Claartje Levelt, born in 1965. Ph.D. from Leiden University. Professor of First Language Acquisition at Leiden University.
Theme Group Fellow (1 April 2017 – 30 June 2017)
Understanding and Improving the Outcomes of AGL Infant Studies
Experiments using the Artificial Grammar Learning (AGL) paradigm with infants have presented mixed results, some studies showing that the infants learned the rule and were able to generalize, other studies failing to show rule learning. Also, it turns out to be hard to replicate the results of some of these studies. It is known that infants learn rules more easily with speech stimuli than with non-speech stimuli, like pure tones, or visual objects. However, experiments using speech stimuli are not always successful, while certain types of visual stimuli do trigger rule-learning. I will focus on the question how specific phonological, phonotactic and acoustic characteristics of the stimuli used in Artificial Grammar Learning experiments impact the results of AGL experiments – specifically those with infants. Speech stimuli used in both published and unpublished experiments will be analyzed in every possible way, i.e. phonologically, phonetically, acoustically, statistically (segmental frequency, bigram frequency etc.), and compared on the basis of their success in promoting rule learning. Finding specific characteristics of stimuli that lead to successful rule learning will not only help us to design better experiments, but will also increase our insight in the rule learning mechanism itself. In addition, novel ways will be sought to increase the information value of infant studies, and to make them better-suited for comparative research with non-human animals.
Ter Haar, S., Kaemper, W., Stam, K., Levelt C. & C. ten Cate (2014). The interplay of within-species perceptual predispositions and experience during song ontogeny in zebra finches (Taeniopygia guttata). Proc. R. Soc. B 20141860.
Levelt, C. (2012). Perception mirrors production in 14- and 18-month-olds: the case of coda consonants.
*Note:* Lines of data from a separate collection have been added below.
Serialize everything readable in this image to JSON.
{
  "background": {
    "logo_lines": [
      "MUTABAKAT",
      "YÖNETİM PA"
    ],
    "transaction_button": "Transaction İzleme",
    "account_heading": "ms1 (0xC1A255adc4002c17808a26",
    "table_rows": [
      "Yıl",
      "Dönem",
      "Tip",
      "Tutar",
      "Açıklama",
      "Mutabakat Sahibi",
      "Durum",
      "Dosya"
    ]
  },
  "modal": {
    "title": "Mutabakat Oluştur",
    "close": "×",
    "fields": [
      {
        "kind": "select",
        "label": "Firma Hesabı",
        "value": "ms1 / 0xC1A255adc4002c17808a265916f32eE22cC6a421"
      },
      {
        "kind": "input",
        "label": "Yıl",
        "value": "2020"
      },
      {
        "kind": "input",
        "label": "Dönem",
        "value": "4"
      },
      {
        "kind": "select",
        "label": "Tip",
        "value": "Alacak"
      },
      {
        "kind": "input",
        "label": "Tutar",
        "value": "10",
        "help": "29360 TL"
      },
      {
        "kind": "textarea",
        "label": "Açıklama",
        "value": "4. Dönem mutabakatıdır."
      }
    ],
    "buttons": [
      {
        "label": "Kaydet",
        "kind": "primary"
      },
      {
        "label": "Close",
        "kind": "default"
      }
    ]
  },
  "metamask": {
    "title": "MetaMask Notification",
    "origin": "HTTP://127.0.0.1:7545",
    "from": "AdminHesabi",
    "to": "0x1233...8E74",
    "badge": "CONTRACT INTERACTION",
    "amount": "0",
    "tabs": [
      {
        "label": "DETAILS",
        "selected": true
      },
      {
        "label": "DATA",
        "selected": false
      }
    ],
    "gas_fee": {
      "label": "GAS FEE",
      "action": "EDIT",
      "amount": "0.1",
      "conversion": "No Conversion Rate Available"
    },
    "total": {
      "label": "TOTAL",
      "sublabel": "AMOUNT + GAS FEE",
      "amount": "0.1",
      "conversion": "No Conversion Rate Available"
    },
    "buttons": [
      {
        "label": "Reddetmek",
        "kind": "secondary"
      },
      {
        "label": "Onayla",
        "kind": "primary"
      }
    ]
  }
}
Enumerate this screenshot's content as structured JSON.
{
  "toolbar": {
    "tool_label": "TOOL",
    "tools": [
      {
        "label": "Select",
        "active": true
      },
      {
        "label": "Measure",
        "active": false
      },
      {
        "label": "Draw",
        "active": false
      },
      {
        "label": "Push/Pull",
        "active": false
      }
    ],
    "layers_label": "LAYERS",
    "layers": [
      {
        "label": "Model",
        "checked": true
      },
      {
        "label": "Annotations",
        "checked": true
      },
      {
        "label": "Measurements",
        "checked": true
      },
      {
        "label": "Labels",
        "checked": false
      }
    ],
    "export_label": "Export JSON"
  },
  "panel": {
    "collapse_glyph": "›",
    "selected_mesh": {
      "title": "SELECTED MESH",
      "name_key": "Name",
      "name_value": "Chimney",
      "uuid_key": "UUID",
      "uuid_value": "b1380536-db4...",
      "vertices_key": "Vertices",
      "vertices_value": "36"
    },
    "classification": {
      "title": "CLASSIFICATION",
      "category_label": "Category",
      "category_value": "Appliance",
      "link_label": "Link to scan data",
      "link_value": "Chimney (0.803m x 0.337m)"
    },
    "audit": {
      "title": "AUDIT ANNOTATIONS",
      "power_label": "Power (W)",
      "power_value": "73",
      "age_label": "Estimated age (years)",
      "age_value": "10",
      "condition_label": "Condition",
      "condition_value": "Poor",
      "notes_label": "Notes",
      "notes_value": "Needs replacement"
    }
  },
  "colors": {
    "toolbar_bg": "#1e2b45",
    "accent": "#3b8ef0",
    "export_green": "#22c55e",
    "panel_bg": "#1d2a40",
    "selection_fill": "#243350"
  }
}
Cognition 123, 74-79.
Levelt, C. (2011). Consonant Harmony in child language. In: M. van Oostendorp, C. Ewen & K. Rice (eds.). Companion to Phonology. Boston MA: Blackwell, 1691-1716.